“I’m ready to study it,” he said.

Other Democrats are standing by Pelosi’s strategy, even though they don’t know exactly where it’s going.

“I want her to make that decision in a timely fashion based on considerations in the House and whether we have a plan for a real trial,” Senate Minority Whip Dick DurbinRichard (Dick) Joseph DurbinOn The Money: Pessimism grows as coronavirus talks go down to the wire | Jobs report poised to light fire under COVID-19 talks | Tax preparers warn unemployment recipients could owe IRS Pessimism grows as coronavirus talks go down to the wire Senate Democrats demand answers on migrant child trafficking during pandemic MORE (D-Ill.) said.

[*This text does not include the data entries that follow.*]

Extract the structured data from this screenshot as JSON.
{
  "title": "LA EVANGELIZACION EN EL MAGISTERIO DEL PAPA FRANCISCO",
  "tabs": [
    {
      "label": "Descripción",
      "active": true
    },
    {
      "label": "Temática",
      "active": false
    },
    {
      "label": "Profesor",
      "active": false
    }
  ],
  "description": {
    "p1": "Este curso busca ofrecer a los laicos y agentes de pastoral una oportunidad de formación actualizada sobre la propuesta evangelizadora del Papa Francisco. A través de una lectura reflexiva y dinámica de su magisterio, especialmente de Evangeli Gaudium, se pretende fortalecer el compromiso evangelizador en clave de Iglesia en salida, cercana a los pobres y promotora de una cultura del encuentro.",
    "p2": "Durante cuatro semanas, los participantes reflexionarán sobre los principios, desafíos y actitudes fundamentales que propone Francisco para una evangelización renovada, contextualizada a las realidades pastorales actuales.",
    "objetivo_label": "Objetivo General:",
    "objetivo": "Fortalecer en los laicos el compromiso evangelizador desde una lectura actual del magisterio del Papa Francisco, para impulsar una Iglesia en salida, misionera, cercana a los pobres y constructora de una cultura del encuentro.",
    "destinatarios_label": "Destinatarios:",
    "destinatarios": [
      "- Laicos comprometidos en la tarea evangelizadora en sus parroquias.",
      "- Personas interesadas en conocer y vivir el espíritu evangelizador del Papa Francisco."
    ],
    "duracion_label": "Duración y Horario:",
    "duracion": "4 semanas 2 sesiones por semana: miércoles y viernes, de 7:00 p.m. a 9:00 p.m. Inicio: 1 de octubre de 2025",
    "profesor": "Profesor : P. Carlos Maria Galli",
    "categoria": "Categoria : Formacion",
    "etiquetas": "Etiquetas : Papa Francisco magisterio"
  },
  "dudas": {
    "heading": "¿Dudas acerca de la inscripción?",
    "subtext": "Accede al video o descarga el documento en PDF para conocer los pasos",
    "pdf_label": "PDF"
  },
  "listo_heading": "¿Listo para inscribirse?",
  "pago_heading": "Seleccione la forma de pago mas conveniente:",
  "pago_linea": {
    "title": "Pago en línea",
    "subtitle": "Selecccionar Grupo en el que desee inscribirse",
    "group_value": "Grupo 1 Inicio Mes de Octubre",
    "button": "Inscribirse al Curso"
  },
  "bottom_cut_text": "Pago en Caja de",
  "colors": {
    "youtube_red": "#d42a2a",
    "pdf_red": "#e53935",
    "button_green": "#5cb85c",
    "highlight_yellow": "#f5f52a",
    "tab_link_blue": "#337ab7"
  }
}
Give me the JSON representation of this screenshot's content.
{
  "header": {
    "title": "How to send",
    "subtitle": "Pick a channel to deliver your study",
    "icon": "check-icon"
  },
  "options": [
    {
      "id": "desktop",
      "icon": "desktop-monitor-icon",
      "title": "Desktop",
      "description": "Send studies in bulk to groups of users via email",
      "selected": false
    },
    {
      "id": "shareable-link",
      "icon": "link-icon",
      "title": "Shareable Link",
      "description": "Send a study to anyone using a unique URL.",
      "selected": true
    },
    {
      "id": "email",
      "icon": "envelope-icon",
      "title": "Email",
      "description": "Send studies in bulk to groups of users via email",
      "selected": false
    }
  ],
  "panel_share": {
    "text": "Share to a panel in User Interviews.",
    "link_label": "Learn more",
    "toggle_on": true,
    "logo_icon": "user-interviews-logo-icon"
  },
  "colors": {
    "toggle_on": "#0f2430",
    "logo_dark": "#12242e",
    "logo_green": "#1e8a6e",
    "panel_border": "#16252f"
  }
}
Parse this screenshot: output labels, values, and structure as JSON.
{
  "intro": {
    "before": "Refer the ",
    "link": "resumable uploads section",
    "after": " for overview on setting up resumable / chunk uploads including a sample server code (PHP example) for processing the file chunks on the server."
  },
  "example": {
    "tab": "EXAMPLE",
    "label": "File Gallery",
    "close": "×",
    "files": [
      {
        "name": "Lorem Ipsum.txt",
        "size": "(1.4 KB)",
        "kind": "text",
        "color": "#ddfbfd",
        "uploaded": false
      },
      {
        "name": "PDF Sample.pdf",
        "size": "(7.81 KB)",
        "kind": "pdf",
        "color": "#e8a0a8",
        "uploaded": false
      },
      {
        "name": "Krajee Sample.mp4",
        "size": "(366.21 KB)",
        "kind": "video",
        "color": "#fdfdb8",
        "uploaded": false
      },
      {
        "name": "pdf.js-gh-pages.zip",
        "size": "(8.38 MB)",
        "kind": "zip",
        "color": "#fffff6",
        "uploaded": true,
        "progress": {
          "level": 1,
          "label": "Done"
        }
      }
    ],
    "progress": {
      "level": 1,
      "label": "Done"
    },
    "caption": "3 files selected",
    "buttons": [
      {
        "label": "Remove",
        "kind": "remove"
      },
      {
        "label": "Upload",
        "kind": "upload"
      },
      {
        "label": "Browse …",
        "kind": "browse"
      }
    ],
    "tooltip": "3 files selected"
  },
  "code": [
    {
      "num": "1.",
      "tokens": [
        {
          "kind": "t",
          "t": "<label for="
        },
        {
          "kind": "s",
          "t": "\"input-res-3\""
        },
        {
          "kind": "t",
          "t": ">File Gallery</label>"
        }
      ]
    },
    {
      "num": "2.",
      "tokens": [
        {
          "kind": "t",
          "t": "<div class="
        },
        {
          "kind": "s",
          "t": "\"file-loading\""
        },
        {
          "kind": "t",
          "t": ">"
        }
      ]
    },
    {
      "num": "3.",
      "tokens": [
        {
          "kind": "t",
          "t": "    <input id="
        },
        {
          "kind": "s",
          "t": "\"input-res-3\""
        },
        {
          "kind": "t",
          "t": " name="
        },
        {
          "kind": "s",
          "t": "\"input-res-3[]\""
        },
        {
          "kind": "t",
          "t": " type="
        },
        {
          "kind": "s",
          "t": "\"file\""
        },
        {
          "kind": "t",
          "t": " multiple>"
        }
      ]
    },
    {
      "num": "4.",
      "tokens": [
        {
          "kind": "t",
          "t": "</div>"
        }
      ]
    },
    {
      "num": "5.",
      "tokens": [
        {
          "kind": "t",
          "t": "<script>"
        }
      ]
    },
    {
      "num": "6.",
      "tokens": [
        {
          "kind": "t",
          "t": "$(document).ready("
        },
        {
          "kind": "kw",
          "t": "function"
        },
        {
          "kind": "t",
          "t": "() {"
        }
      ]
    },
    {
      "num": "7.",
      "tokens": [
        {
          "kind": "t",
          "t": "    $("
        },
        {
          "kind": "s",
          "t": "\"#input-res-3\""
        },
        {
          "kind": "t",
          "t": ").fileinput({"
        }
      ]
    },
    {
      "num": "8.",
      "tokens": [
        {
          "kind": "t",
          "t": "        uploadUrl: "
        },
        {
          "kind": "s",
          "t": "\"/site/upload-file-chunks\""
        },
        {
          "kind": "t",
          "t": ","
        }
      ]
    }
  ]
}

Sen. Ben CardinBenjamin (Ben) Louis CardinCongress eyes tighter restrictions on next round of small business help Senate passes extension of application deadline for PPP small-business loans 1,700 troops will support Trump 'Salute to America' celebrations July 4: Pentagon MORE (D-Md.) added, “We want to do this as quickly as we possibly can.”

But he argued “it’s right for us to know the rules of engagement,” noting McConnell hasn’t revealed the details of the organizing resolution he plans to pass.

“It should be a bipartisan process. It shouldn’t be the [GOP] leader telling us what it is,” Cardin said.